The Natanz attack was the latest in a series of incidents targeting Iran’s nuclear facilities in 2020 and 2021. It coincided with the beginning of high-profile talks in the Austrian capital, Vienna, aimed at reviving the 2015 Iran nuclear agreement, known as the Joint Comprehensive Plan of Action (JCPOA), a deal that Israel has great antipathy toward and lobbied the US intensely to abandon in 2018.
The Natanz facility, a uranium enrichment center located in the city of the same name in Iran’s central Isfahan Province, was also targeted in July 2020, in an incident that caused material damage to one of its inactive sheds in an open area.
While Israel has a policy of neither claiming nor denying responsibility for such attacks, Iran says Israeli footprints are all over the Natanz incidents and the Fakhrizadeh assassination.

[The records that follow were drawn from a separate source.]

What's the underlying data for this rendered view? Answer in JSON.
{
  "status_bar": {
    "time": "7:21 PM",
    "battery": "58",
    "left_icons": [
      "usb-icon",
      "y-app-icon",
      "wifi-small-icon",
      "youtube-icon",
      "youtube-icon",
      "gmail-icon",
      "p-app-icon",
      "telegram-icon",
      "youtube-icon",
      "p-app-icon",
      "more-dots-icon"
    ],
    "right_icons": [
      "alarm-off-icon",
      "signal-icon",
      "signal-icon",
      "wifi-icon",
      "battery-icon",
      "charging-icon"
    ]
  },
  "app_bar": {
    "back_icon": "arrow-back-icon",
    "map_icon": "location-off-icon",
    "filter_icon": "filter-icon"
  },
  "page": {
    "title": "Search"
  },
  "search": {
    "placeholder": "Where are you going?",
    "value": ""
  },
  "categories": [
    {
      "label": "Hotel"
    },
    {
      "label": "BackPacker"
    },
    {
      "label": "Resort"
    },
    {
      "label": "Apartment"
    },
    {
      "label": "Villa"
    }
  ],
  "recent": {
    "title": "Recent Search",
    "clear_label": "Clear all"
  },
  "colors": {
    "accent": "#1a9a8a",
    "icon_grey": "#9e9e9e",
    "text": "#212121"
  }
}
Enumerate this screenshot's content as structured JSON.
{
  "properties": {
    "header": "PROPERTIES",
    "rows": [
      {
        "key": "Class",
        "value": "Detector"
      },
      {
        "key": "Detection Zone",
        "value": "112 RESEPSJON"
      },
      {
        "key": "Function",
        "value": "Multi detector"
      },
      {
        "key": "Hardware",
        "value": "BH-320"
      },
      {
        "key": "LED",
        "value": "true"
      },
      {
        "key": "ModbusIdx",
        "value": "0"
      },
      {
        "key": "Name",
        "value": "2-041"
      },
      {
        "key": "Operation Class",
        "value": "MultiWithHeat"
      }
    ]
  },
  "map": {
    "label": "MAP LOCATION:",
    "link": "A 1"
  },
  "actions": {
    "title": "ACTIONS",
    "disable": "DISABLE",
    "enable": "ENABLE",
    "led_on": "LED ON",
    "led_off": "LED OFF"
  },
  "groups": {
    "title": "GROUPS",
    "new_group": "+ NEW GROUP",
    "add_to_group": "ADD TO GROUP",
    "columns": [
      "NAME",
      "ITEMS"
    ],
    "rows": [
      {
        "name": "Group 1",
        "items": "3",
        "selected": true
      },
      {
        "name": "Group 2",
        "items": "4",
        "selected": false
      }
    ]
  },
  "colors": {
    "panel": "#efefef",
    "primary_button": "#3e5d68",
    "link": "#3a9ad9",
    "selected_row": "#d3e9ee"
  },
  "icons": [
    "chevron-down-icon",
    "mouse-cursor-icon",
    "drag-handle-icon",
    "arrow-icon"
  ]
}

Iran has also vowed to respond to the attacks at an appropriate time.
‘Outstanding issues do not necessarily mean stalemate in Vienna’
Elsewhere in the presser, Rabiei hailed “good progress” made so far on many topics during the Vienna talks and said the outstanding issues do not necessarily mean that there is a stalemate in the negotiations.
“The framework of international negotiations [in general] allows the continuation of negotiations until reaching a deal agreed by all sides if there is the [necessary] political will. That will also be the case with the Vienna talks,” the spokesman added.
He emphasized that Iran “will not accept any agreement that fails to meet the Iranian nation’s interests.”
The official said all the parties to the Vienna talks have a common understanding of the general outlines of the JCPAO revitalization, but the process of its implementation is among unsolved issues in the negotiations.
“Since the beginning, the Vienna talks were aimed at bringing the US back to the JCPOA through the removal of this country’s sanctions [against Iran], followed by the JCPOA’s full implementation by all sides,” Rabiei said, adding the drafts have been prepared and negotiated.
Since April, envoys from Iran and the P4+1 group of countries — Britain, France, Russia, and China plus Germany — have been attending the talks in Vienna. A US delegation is also in the Austrian capital, but it is not attending the discussions because the United States is not a party to the nuclear accord.
The US left the Iran deal in May 2018 and re-imposed the anti-Iran sanctions that the JCPOA had lifted. It also placed additional sanctions on Iran under other pretexts not related to the nuclear case as part of the “maximum pressure” campaign.